What the response needs is every record, repeated verbatim, and no images.

--- ENTRIES PROVIDED ---

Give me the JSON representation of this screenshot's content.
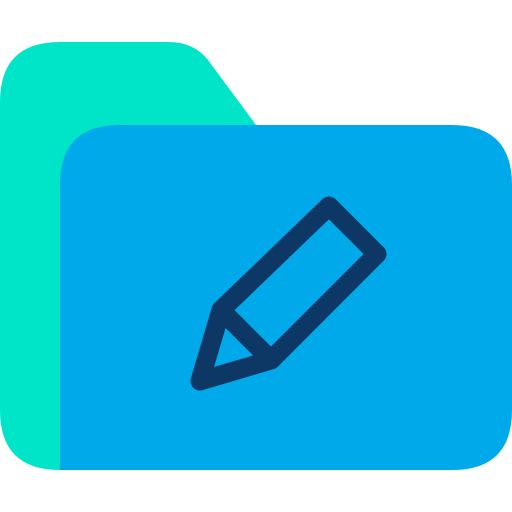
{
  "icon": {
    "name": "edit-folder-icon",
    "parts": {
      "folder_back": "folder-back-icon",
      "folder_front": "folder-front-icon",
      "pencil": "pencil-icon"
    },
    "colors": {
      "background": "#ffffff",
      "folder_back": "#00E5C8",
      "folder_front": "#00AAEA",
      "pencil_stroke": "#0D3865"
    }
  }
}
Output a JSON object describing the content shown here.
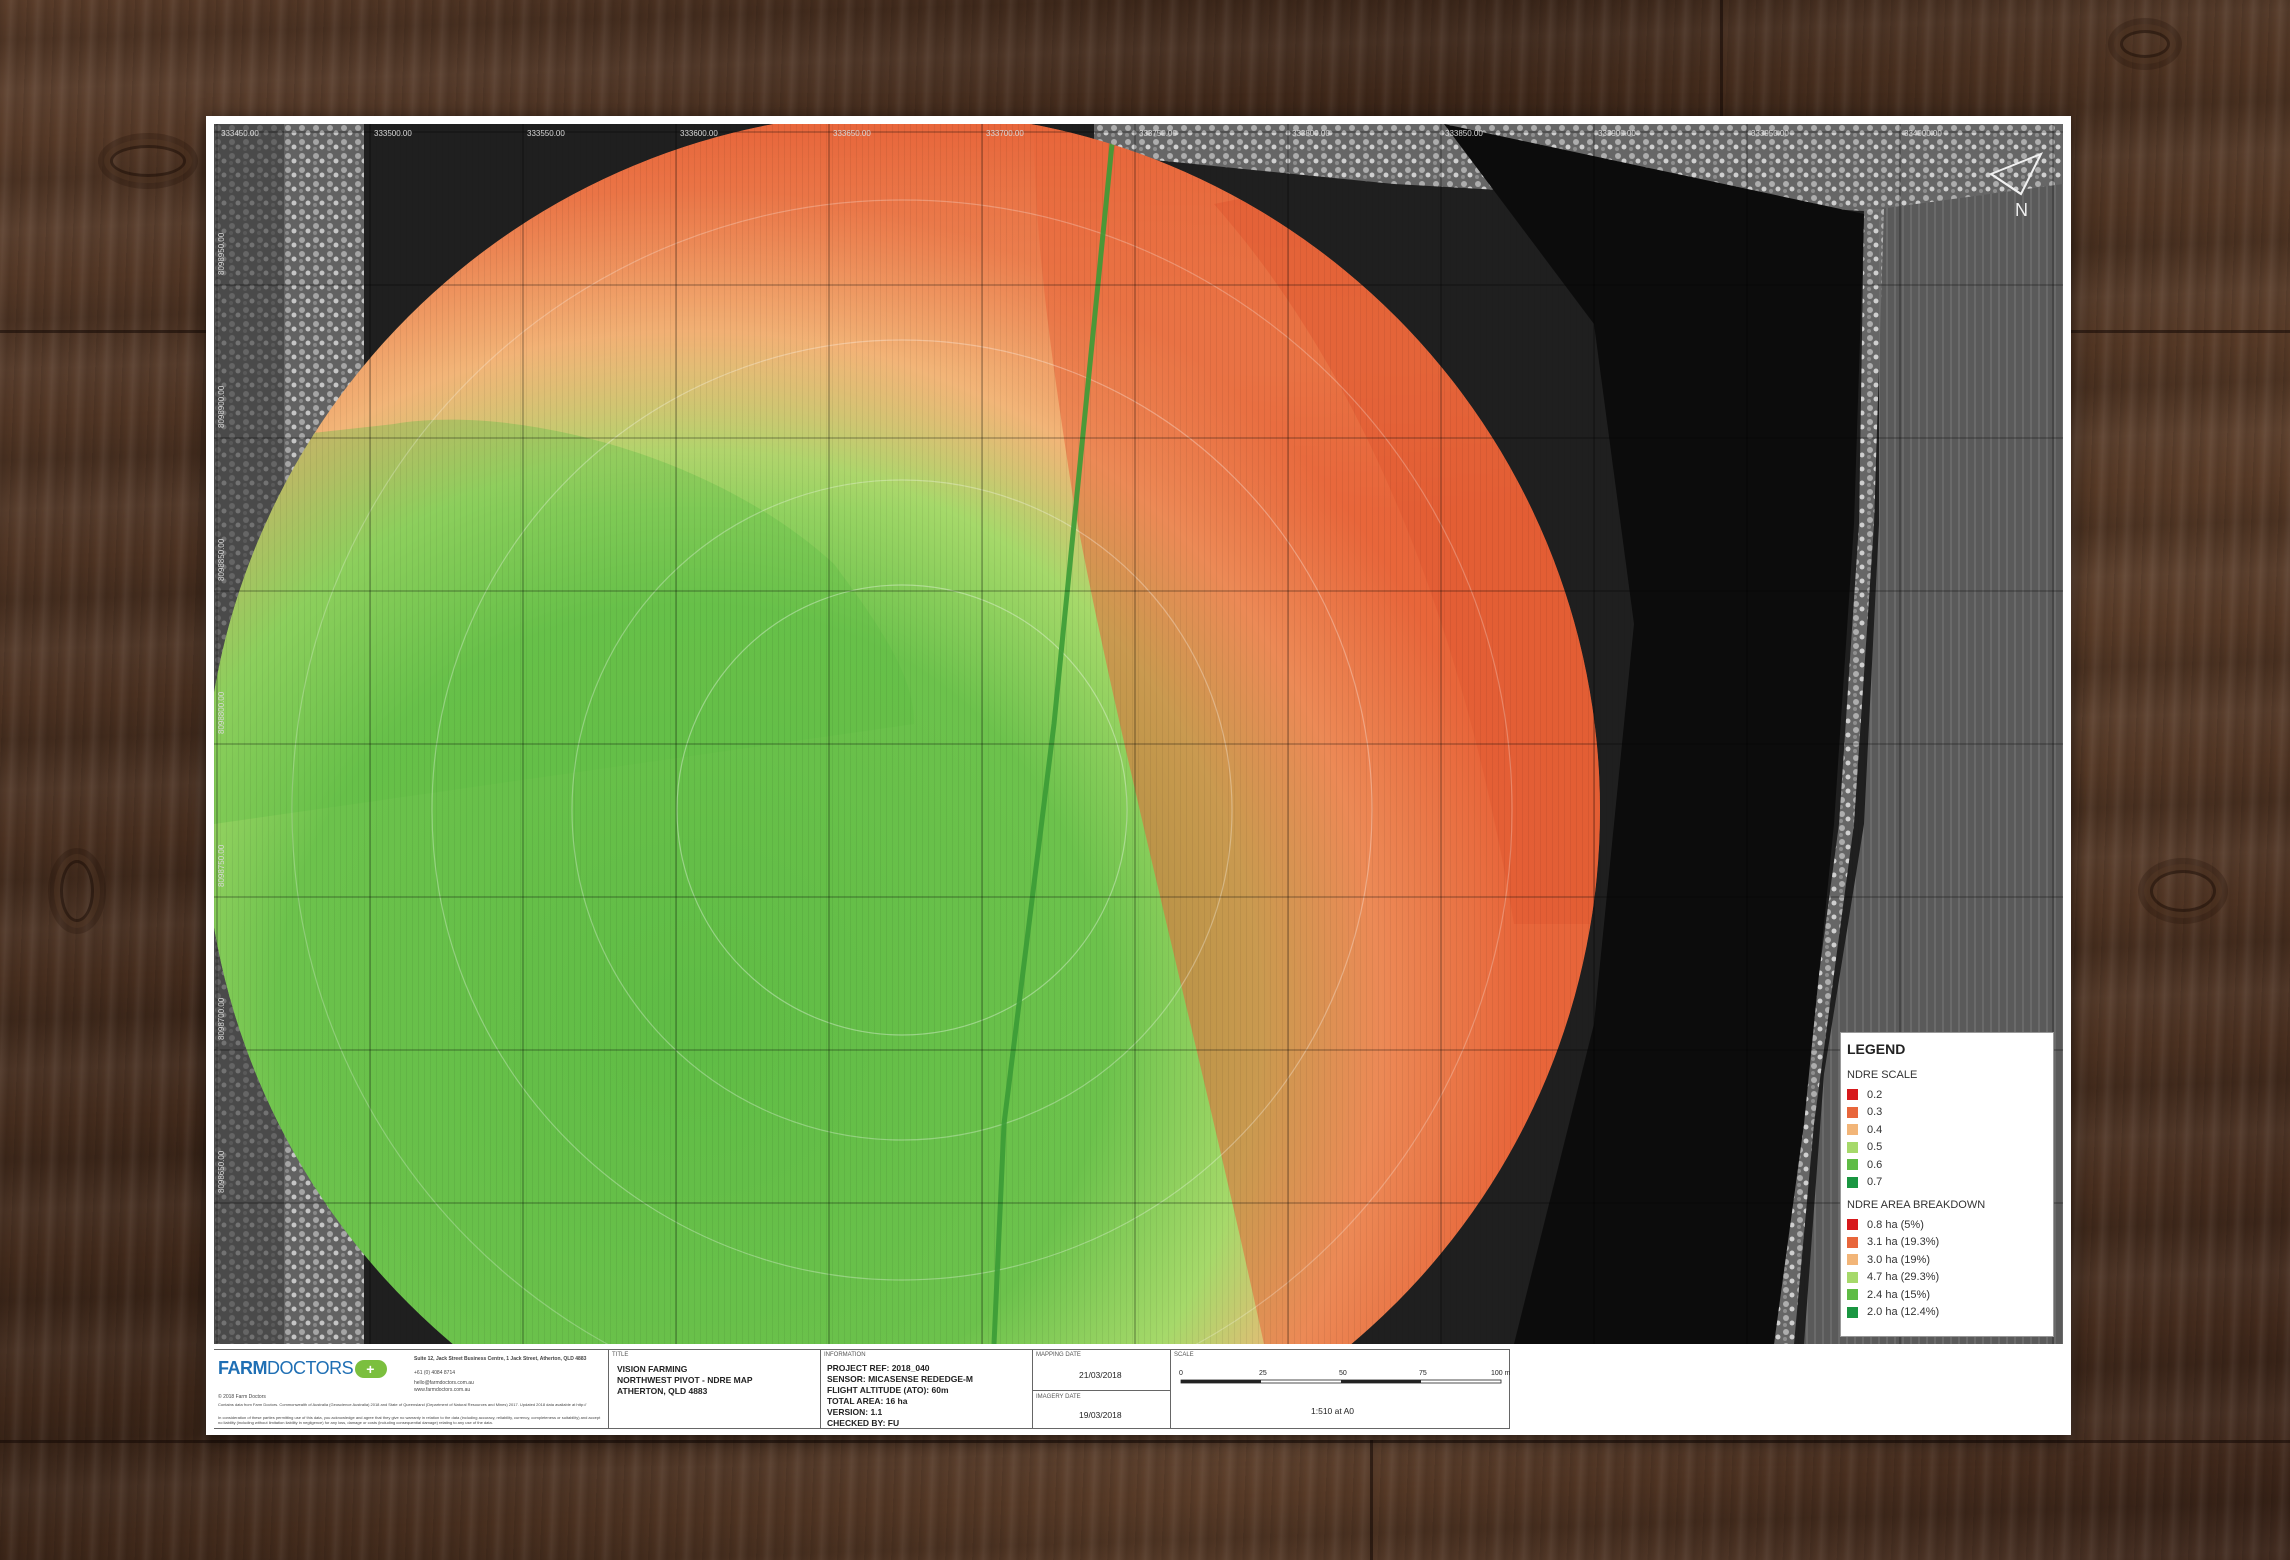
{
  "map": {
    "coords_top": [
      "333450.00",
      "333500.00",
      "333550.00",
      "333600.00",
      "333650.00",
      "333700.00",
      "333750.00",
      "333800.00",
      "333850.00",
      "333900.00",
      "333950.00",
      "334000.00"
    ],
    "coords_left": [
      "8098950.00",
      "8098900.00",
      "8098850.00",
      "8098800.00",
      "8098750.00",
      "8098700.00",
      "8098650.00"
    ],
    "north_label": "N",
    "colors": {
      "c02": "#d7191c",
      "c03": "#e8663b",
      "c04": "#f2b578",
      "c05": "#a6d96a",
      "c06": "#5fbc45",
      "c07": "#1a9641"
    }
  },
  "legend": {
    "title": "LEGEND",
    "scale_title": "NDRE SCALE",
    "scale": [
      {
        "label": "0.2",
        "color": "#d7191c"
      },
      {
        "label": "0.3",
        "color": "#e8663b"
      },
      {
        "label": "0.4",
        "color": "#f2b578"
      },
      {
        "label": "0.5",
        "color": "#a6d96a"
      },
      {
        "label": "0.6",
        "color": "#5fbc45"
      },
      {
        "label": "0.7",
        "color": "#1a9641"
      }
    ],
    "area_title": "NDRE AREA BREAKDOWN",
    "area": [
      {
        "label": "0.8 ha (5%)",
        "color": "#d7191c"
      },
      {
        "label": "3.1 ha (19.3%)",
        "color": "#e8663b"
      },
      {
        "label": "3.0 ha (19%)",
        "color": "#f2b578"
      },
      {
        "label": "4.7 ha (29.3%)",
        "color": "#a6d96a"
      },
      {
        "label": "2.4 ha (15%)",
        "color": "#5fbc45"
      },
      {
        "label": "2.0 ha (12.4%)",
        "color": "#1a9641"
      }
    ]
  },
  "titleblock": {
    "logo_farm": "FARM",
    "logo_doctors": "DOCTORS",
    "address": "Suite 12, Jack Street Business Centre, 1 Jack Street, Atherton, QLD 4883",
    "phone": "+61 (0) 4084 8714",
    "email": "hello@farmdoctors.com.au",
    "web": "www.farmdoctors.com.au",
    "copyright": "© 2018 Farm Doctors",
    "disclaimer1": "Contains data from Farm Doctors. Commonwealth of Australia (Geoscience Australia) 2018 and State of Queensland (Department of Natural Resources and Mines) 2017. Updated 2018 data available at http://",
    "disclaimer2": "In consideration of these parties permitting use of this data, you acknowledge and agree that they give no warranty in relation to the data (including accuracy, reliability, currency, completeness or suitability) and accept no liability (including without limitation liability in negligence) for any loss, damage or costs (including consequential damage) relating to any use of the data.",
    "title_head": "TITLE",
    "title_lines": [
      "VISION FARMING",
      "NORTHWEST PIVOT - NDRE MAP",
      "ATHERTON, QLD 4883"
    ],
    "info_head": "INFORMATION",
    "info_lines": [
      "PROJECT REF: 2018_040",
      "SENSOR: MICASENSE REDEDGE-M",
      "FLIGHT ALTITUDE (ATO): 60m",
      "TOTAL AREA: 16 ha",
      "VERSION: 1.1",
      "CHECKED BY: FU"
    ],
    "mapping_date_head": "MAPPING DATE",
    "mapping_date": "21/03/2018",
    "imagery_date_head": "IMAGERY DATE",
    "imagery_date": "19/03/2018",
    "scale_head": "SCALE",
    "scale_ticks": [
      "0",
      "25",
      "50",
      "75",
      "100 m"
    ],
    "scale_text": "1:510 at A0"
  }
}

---

*ANSWER FOR THIS EXERCISE:*
Give me the JSON representation of this screenshot's content.
{
  "icon": {
    "name": "edit-folder-icon",
    "parts": {
      "folder_back": "folder-back-icon",
      "folder_front": "folder-front-icon",
      "pencil": "pencil-icon"
    },
    "colors": {
      "background": "#ffffff",
      "folder_back": "#00E5C8",
      "folder_front": "#00AAEA",
      "pencil_stroke": "#0D3865"
    }
  }
}
Output a JSON object describing the content shown here.
{
  "map": {
    "coords_top": [
      "333450.00",
      "333500.00",
      "333550.00",
      "333600.00",
      "333650.00",
      "333700.00",
      "333750.00",
      "333800.00",
      "333850.00",
      "333900.00",
      "333950.00",
      "334000.00"
    ],
    "coords_left": [
      "8098950.00",
      "8098900.00",
      "8098850.00",
      "8098800.00",
      "8098750.00",
      "8098700.00",
      "8098650.00"
    ],
    "north_label": "N",
    "colors": {
      "c02": "#d7191c",
      "c03": "#e8663b",
      "c04": "#f2b578",
      "c05": "#a6d96a",
      "c06": "#5fbc45",
      "c07": "#1a9641"
    }
  },
  "legend": {
    "title": "LEGEND",
    "scale_title": "NDRE SCALE",
    "scale": [
      {
        "label": "0.2",
        "color": "#d7191c"
      },
      {
        "label": "0.3",
        "color": "#e8663b"
      },
      {
        "label": "0.4",
        "color": "#f2b578"
      },
      {
        "label": "0.5",
        "color": "#a6d96a"
      },
      {
        "label": "0.6",
        "color": "#5fbc45"
      },
      {
        "label": "0.7",
        "color": "#1a9641"
      }
    ],
    "area_title": "NDRE AREA BREAKDOWN",
    "area": [
      {
        "label": "0.8 ha (5%)",
        "color": "#d7191c"
      },
      {
        "label": "3.1 ha (19.3%)",
        "color": "#e8663b"
      },
      {
        "label": "3.0 ha (19%)",
        "color": "#f2b578"
      },
      {
        "label": "4.7 ha (29.3%)",
        "color": "#a6d96a"
      },
      {
        "label": "2.4 ha (15%)",
        "color": "#5fbc45"
      },
      {
        "label": "2.0 ha (12.4%)",
        "color": "#1a9641"
      }
    ]
  },
  "titleblock": {
    "logo_farm": "FARM",
    "logo_doctors": "DOCTORS",
    "address": "Suite 12, Jack Street Business Centre, 1 Jack Street, Atherton, QLD 4883",
    "phone": "+61 (0) 4084 8714",
    "email": "hello@farmdoctors.com.au",
    "web": "www.farmdoctors.com.au",
    "copyright": "© 2018 Farm Doctors",
    "disclaimer1": "Contains data from Farm Doctors. Commonwealth of Australia (Geoscience Australia) 2018 and State of Queensland (Department of Natural Resources and Mines) 2017. Updated 2018 data available at http://",
    "disclaimer2": "In consideration of these parties permitting use of this data, you acknowledge and agree that they give no warranty in relation to the data (including accuracy, reliability, currency, completeness or suitability) and accept no liability (including without limitation liability in negligence) for any loss, damage or costs (including consequential damage) relating to any use of the data.",
    "title_head": "TITLE",
    "title_lines": [
      "VISION FARMING",
      "NORTHWEST PIVOT - NDRE MAP",
      "ATHERTON, QLD 4883"
    ],
    "info_head": "INFORMATION",
    "info_lines": [
      "PROJECT REF: 2018_040",
      "SENSOR: MICASENSE REDEDGE-M",
      "FLIGHT ALTITUDE (ATO): 60m",
      "TOTAL AREA: 16 ha",
      "VERSION: 1.1",
      "CHECKED BY: FU"
    ],
    "mapping_date_head": "MAPPING DATE",
    "mapping_date": "21/03/2018",
    "imagery_date_head": "IMAGERY DATE",
    "imagery_date": "19/03/2018",
    "scale_head": "SCALE",
    "scale_ticks": [
      "0",
      "25",
      "50",
      "75",
      "100 m"
    ],
    "scale_text": "1:510 at A0"
  }
}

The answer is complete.